Small Businesses and Social Media

The Relationship between small businesses and social media has been ever so prevalent. Social media plays a crucial role for small businesses, as they use it to leverage these platforms to enhance their presence. From their storytelling and personalization in market strategy to the innate community-building, the craze for small businesses has become a sort of rejection of trends and stive for originality and uniqueness. 

Is It Anti-Trend?

From the late 90s to the early 2000s, fast fashion peaked as online shopping became increasingly obtainable, and brands like Zara, H&M, and Topshop surpassed the desire for high-end luxuries. This notion snowballed into the massive consumerism we know today. Because of the quaint nature of small businesses, and their small-scale business model, their contribution to consumerism isn’t as significant. As well as the presumption that they offer the customers an original object and a good conscience that makes them a rejection against trends. 

Creating Originality Through Materialism

Compared to the 90s, today fast fashion has lost its luster of “what a good price!”, and,  thanks to social media, the truth behind the ‘good’ prices has revealed an unethical history. Furthermore, as the ages of social media users decrease significantly faster than previously,  and the primary subject to fast fashion content has become impressionable children. Thus, seeing hundreds of people wear the same things every day, it is only a natural progression that we have come to dislike the trends, and therefore there has been a desire for originality. We sense the need to establish our identity by distinguishing ourselves from others. Once this idea was established, the department from trends to oddities was palpable. An example of this is the pursuit of unique perfumes, and what we call ‘signature scents’. Scents have been known to be a defining aspect of oneself, meaning they should be represented accurately. No more are we buying big designer fragrances, but importing Arabian perfumes, or even the invention of scents that change according to your PH levels, promising the customer a truly unique and personal representation. The search for a unique representation and self-expression can also be seen in the sudden popularity of thrifting.

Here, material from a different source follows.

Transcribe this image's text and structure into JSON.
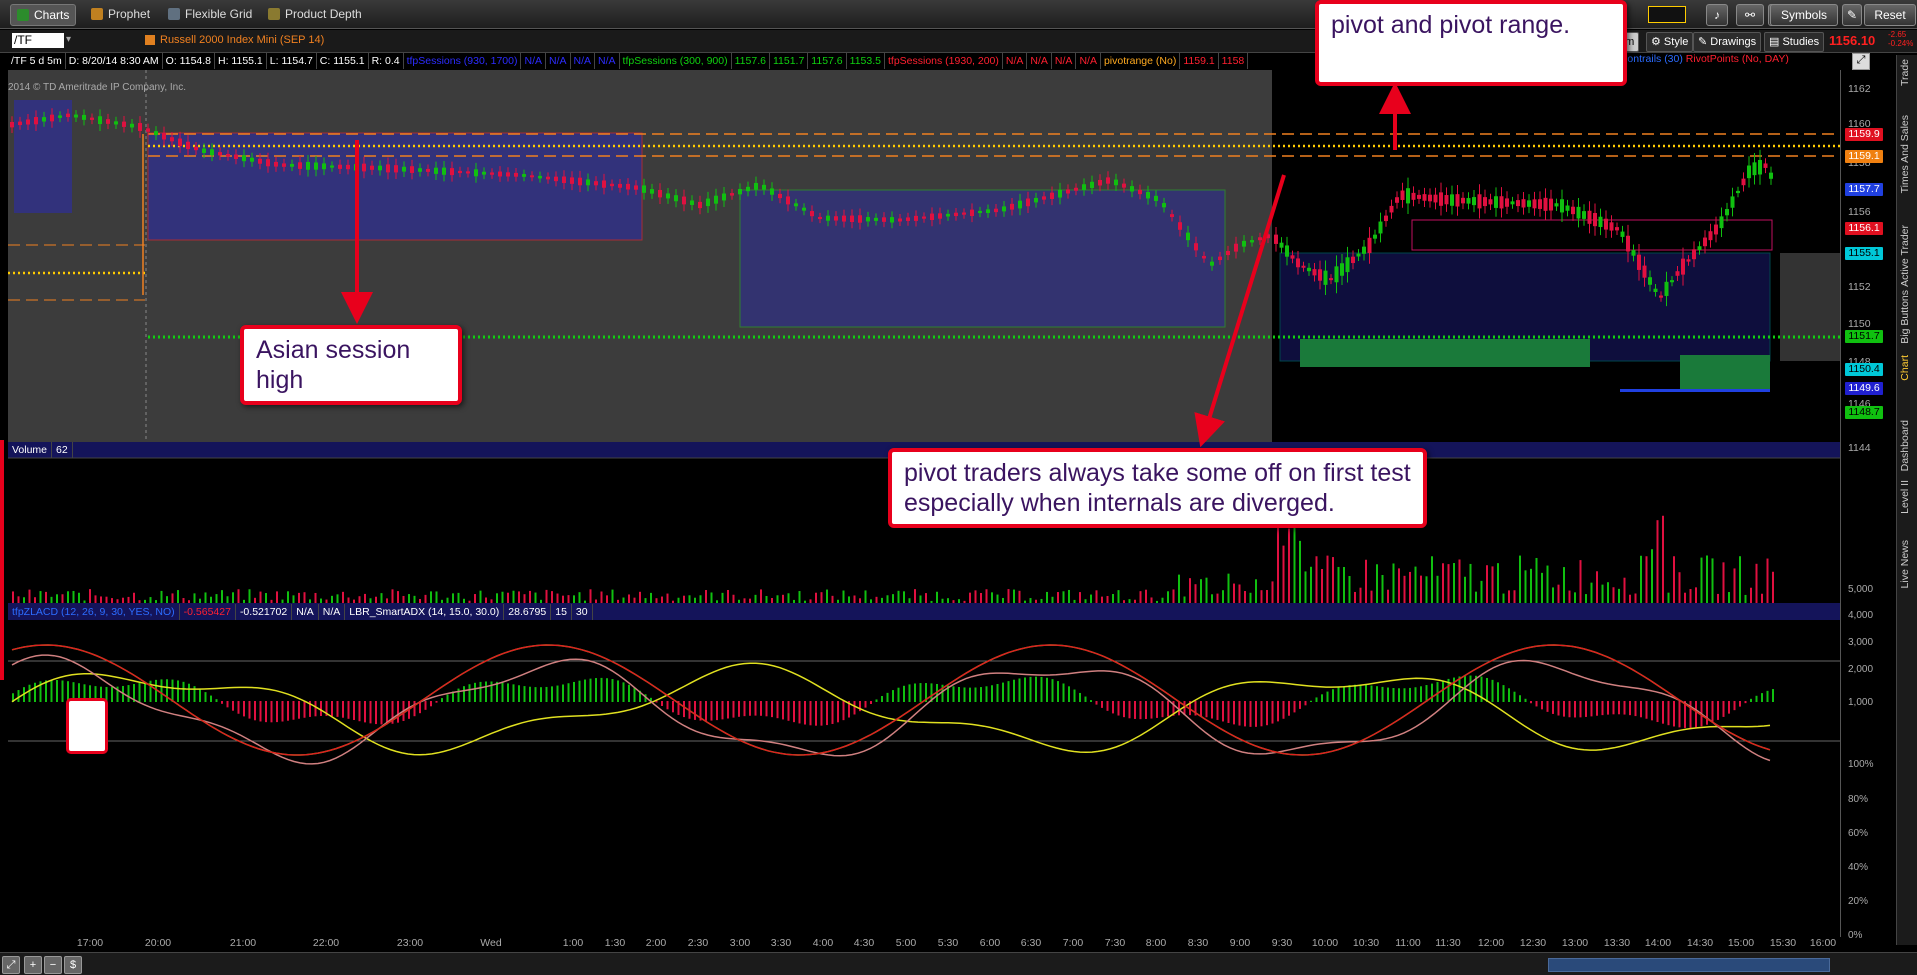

However, second-hand places have become aware of this, and thus have started to cater to a wider audience, curating the clothes instead of donations. From another perspective, I have noticed the movement of regular clothing stores with disheveled window displays, miss-matched outfits, and a random assortment of jewelry, clothes, and shoes as if it was a hole-in-the-wall gold mine of a depot, but really it is just a regular store with fast fashion at the forefront. This is where small businesses persevere for it is likely that your money is being put to good use, you supporting entrepreneurs and the product is unique and never-before-seen. 

In conclusion, fast fashion briefly satisfied consumers’ desire for an outfit formula, one that required no hardship. However, as this notion became a widespread ideal, we chose ourselves over the simplicity of trends. This fostered attention to small businesses, who sell the idea of uniqueness through their quaint boutiques and authentic history.

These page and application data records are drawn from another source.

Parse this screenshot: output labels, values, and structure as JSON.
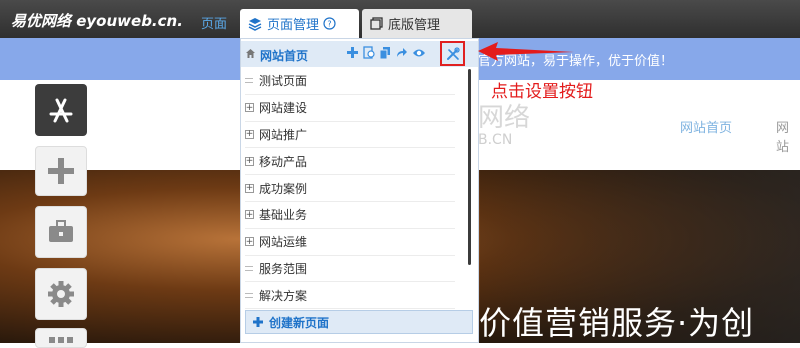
{
  "toolbar": {
    "brand": "易优网络 eyouweb.cn.",
    "page_link": "页面",
    "tab_page_manage": "页面管理",
    "tab_template_manage": "底版管理"
  },
  "notice": {
    "text": "官方网站，易于操作，优于价值！"
  },
  "site": {
    "logo_cn": "网络",
    "logo_en": "B.CN",
    "nav_home": "网站首页",
    "nav_next": "网站",
    "hero_text": "价值营销服务·为创"
  },
  "panel": {
    "home_label": "网站首页",
    "pages": [
      {
        "label": "测试页面",
        "expandable": false
      },
      {
        "label": "网站建设",
        "expandable": true
      },
      {
        "label": "网站推广",
        "expandable": true
      },
      {
        "label": "移动产品",
        "expandable": true
      },
      {
        "label": "成功案例",
        "expandable": true
      },
      {
        "label": "基础业务",
        "expandable": true
      },
      {
        "label": "网站运维",
        "expandable": true
      },
      {
        "label": "服务范围",
        "expandable": false
      },
      {
        "label": "解决方案",
        "expandable": false
      }
    ],
    "create_label": "创建新页面"
  },
  "annotation": {
    "text": "点击设置按钮"
  },
  "colors": {
    "accent_blue": "#1f73c9",
    "notice_blue": "#87a8ea",
    "annotation_red": "#e31b1b"
  }
}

Srauturier. 2023. “What Is Fast Fashion and Why Is It so Bad? – Good on You.” Good on You. August 7, 2023.

Peek, Sean. 2023. “Why Small Businesses Need a Social Media Presence.” Business.Com. April 10, 2023.

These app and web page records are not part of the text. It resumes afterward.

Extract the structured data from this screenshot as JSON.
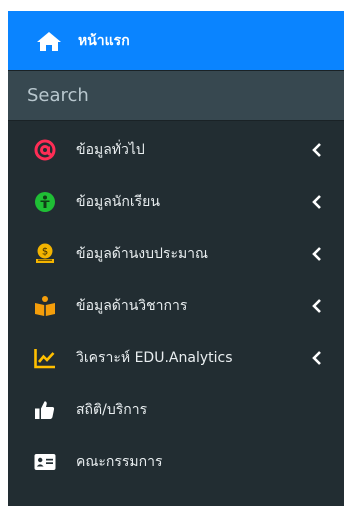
{
  "colors": {
    "sidebar_bg": "#222d32",
    "home_bg": "#0a84ff",
    "search_bg": "#374850",
    "text": "#e9eef0",
    "icon_at": "#ff2d55",
    "icon_student": "#1fbf35",
    "icon_budget": "#f4b400",
    "icon_academic": "#f59e0b",
    "icon_analytics": "#ffbf00",
    "icon_white": "#ffffff"
  },
  "sidebar": {
    "home": {
      "label": "หน้าแรก",
      "icon": "home-icon"
    },
    "search": {
      "placeholder": "Search",
      "value": ""
    },
    "items": [
      {
        "label": "ข้อมูลทั่วไป",
        "icon": "at-icon",
        "has_chevron": true
      },
      {
        "label": "ข้อมูลนักเรียน",
        "icon": "student-icon",
        "has_chevron": true
      },
      {
        "label": "ข้อมูลด้านงบประมาณ",
        "icon": "budget-icon",
        "has_chevron": true
      },
      {
        "label": "ข้อมูลด้านวิชาการ",
        "icon": "academic-icon",
        "has_chevron": true
      },
      {
        "label": "วิเคราะห์ EDU.Analytics",
        "icon": "analytics-icon",
        "has_chevron": true
      },
      {
        "label": "สถิติ/บริการ",
        "icon": "thumbs-up-icon",
        "has_chevron": false
      },
      {
        "label": "คณะกรรมการ",
        "icon": "id-card-icon",
        "has_chevron": false
      }
    ]
  }
}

Hosie, Rachel. 2017. “A Company Has Created Scentless Fragrances That Smell Different on Each Wearer | The Independent.” The Independent, February 3, 2017.